In Romero v Farstad Shipping (Indian Pacific) Pty Ltd a shipping officer sent an email to her superiors alleging bullying by her ship’s captain during a 12 day sea voyage. In addition to Romero’s bullying allegations, the captain separately raised issues of competency in relation to Romero.
The employer, Farstad, proceeded to investigate the issues although failed to follow their own internal policy and the processes outlined within in. Specifically, Romero’s bullying complaint was investigated as a formal complaint although it had not been formally lodged as a complaint and this had not been the intention of Romero’s email. Added to this, the captain was interviewed before Romero (the complainant) about the alleged bullying and the issues of competency were rolled into, and ultimately became the focus of, the investigation. Complicating matters further, inadequate records were kept of the investigation.
On appeal, the Full Court held that the employer’s policies were contractually binding and that the employer had breached its own Workplace Harassment and Discrimination Policy. Put simply, the employer did not respond to the employee’s complaint as it was bound to do by the terms of its own policy. The questions that will now be considered in a separate hearing, following the result of this appeal, are whether the employer has in effect repudiated (or rejected) the contract and if so, what damages should be awarded.
Lessons for Employers
a) Role of Policies
Employers should consider carefully whether they want their workplace policies to be contractually binding.
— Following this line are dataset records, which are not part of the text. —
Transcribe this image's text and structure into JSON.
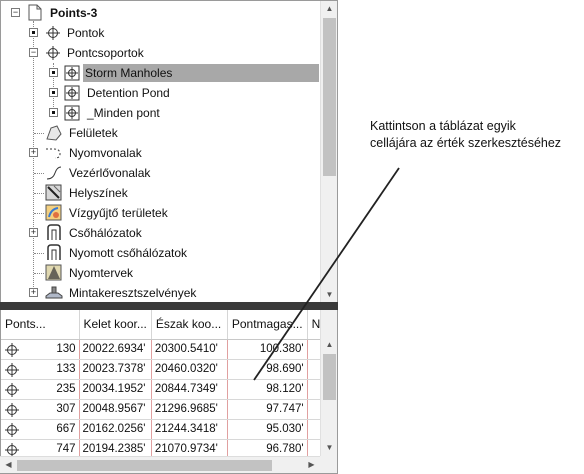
{
  "tree": {
    "root": {
      "label": "Points-3",
      "icon": "document-icon"
    },
    "items": [
      {
        "label": "Pontok",
        "icon": "point-icon"
      },
      {
        "label": "Pontcsoportok",
        "icon": "point-group-icon"
      },
      {
        "label": "Storm Manholes",
        "icon": "point-group-icon",
        "selected": true
      },
      {
        "label": "Detention Pond",
        "icon": "point-group-icon"
      },
      {
        "label": "_Minden pont",
        "icon": "point-group-icon"
      },
      {
        "label": "Felületek",
        "icon": "surface-icon"
      },
      {
        "label": "Nyomvonalak",
        "icon": "alignment-icon"
      },
      {
        "label": "Vezérlővonalak",
        "icon": "feature-line-icon"
      },
      {
        "label": "Helyszínek",
        "icon": "site-icon"
      },
      {
        "label": "Vízgyűjtő területek",
        "icon": "catchment-icon"
      },
      {
        "label": "Csőhálózatok",
        "icon": "pipe-network-icon"
      },
      {
        "label": "Nyomott csőhálózatok",
        "icon": "pressure-network-icon"
      },
      {
        "label": "Nyomtervek",
        "icon": "corridor-icon"
      },
      {
        "label": "Mintakeresztszelvények",
        "icon": "assembly-icon"
      }
    ]
  },
  "grid": {
    "columns": [
      "Ponts...",
      "Kelet koor...",
      "Észak koo...",
      "Pontmagas...",
      "N"
    ],
    "rows": [
      {
        "num": "130",
        "east": "20022.6934'",
        "north": "20300.5410'",
        "elev": "100.380'"
      },
      {
        "num": "133",
        "east": "20023.7378'",
        "north": "20460.0320'",
        "elev": "98.690'"
      },
      {
        "num": "235",
        "east": "20034.1952'",
        "north": "20844.7349'",
        "elev": "98.120'"
      },
      {
        "num": "307",
        "east": "20048.9567'",
        "north": "21296.9685'",
        "elev": "97.747'"
      },
      {
        "num": "667",
        "east": "20162.0256'",
        "north": "21244.3418'",
        "elev": "95.030'"
      },
      {
        "num": "747",
        "east": "20194.2385'",
        "north": "21070.9734'",
        "elev": "96.780'"
      }
    ]
  },
  "annotation": {
    "line1": "Kattintson a táblázat egyik",
    "line2": "cellájára az érték szerkesztéséhez"
  },
  "colors": {
    "selection": "#a8a8a8",
    "splitter": "#3a3a3a",
    "grid_border": "#e0a0a0"
  }
}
If a policy is incorporated as part of an employee’s employment contract it creates obligations on both the employee and the employer to observe that policy and the procedures set out within it. Connected to this is the consideration of how prescriptive a good policy should be in order to provide sufficient guidance but also enough flexibility around how matters are to be handled.
b) Investigation Processes
Workplace investigations are an increasingly common method of handling workplace grievances or complaints particularly where there are multiple parties involved or the complaints are relatively serious in nature. However, to be effective an investigation needs to observe the correct processes and be used in the right situation. For example, the issues in this case that arose around the employee’s performance should not have formed any part of the investigation of the bullying complaint.
 FCAFC 177 (22 December 2014).